Judgment, Supreme Court, New York County (Edward J. McLaughlin, J.), rendered March 31, 2015, convicting defendant, after a jury trial, of manslaughter in the first degree and two counts of criminal possession of a weapon in the second degree, and sentencing him to an aggregate term of 35 years, and judgment of resentence (A. Kirke Bartley, Jr., J.), rendered October 3, 2018, resentencing defendant to a term of 10 years on the second count of second-degree weapon possession, concurrent with the other sentences, unanimously affirmed.

The court providently exercised its discretion when, in response to the People's exception to the court's original justification charge, it added the principle of duty to retreat.  The evidence presented a jury question regarding defendant's ability to retreat safely, and the language employed by the court sufficiently conveyed the principle that the duty to retreat arose at the time defendant used deadly physical force (see People v. Gonzalez, 38 A.D.3d 439, 440, 834 N.Y.S.2d 20 [1st Dept. 2007], lv. denied 9 N.Y.3d 865, 840 N.Y.S.2d 895, 872 N.E.2d 1201 [2007]).  Defendant was not prejudiced by the timing of this instruction, particularly because defense counsel had already made summation arguments on the issue of duty to retreat.

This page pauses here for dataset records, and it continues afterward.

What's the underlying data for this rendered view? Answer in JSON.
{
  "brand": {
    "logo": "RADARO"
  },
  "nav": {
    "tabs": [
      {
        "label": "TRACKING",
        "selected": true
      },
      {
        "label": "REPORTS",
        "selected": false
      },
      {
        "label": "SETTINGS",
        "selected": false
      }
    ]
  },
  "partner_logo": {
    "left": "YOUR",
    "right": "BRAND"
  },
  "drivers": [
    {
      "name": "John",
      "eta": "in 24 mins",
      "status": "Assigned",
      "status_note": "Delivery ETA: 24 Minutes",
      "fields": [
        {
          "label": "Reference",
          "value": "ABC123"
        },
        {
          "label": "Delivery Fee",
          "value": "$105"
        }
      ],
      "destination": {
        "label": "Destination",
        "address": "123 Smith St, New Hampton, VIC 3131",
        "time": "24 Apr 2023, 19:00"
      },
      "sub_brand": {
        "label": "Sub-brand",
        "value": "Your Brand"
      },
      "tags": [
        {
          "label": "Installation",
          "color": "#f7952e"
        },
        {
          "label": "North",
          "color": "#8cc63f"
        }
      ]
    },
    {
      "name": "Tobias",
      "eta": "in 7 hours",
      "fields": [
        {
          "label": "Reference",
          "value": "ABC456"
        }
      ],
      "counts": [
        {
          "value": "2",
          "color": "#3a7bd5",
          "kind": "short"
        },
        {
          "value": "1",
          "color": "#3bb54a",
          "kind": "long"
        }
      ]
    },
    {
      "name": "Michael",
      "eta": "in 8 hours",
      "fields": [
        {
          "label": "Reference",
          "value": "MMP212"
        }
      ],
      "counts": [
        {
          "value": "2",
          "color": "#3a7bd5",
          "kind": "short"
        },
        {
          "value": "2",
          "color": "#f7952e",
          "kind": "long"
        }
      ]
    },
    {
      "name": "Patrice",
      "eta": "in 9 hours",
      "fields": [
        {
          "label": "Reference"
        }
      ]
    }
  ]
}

Defendant did not preserve his remaining challenges to the court's instructions regarding justification, and we decline to review them in the interest of justice.  As an alternative holding, we find no basis for reversal.  There was no reasonable view of the evidence to support an instruction on the justifiable use of nondeadly physical force (see People v. Marishaw, 174 A.D.3d 401, 102 N.Y.S.3d 607 [1st Dept. 2019]).  The charge, viewed as a whole, sufficiently instructed the jury that if it found that the justification defense had not been disproven, it was required to stop deliberations on all degrees of homicide (see People v. Velez, 131 A.D.3d 129, 13 N.Y.S.3d 354 [1st Dept. 2015]).

We reject defendant's arguments regarding the sufficiency and weight of the evidence supporting his manslaughter conviction (see People v. Danielson, 9 N.Y.3d 342, 348–349, 849 N.Y.S.2d 480, 880 N.E.2d 1 [2007]).  The evidence supports the conclusions that defendant was not justified when he shot the unarmed victim, who had only tried to punch defendant, and that defendant fired his pistol intentionally, with the intent to at least cause serious physical injury.

Upon granting defendant's CPL 440.20 motion, based on the original sentencing court's failure to pronounce the length of the concurrent sentence it was imposing on one of the weapon possession convictions, the resentencing court properly imposed sentence only on that conviction.  Defendant was not entitled to a plenary resentencing (see People v. Lingle, 16 N.Y.3d 621, 634–35, 926 N.Y.S.2d 4, 949 N.E.2d 952 [2011]), and the resentencing court properly imposed the 10–year term that the original sentencing court plainly intended to impose, as evinced by the commitment sheet, but neglected to pronounce orally.  Furthermore, the resentencing court imposed a sentence on the count at issue that had no effect on the existing aggregate term.

We perceive no basis for reducing the sentence.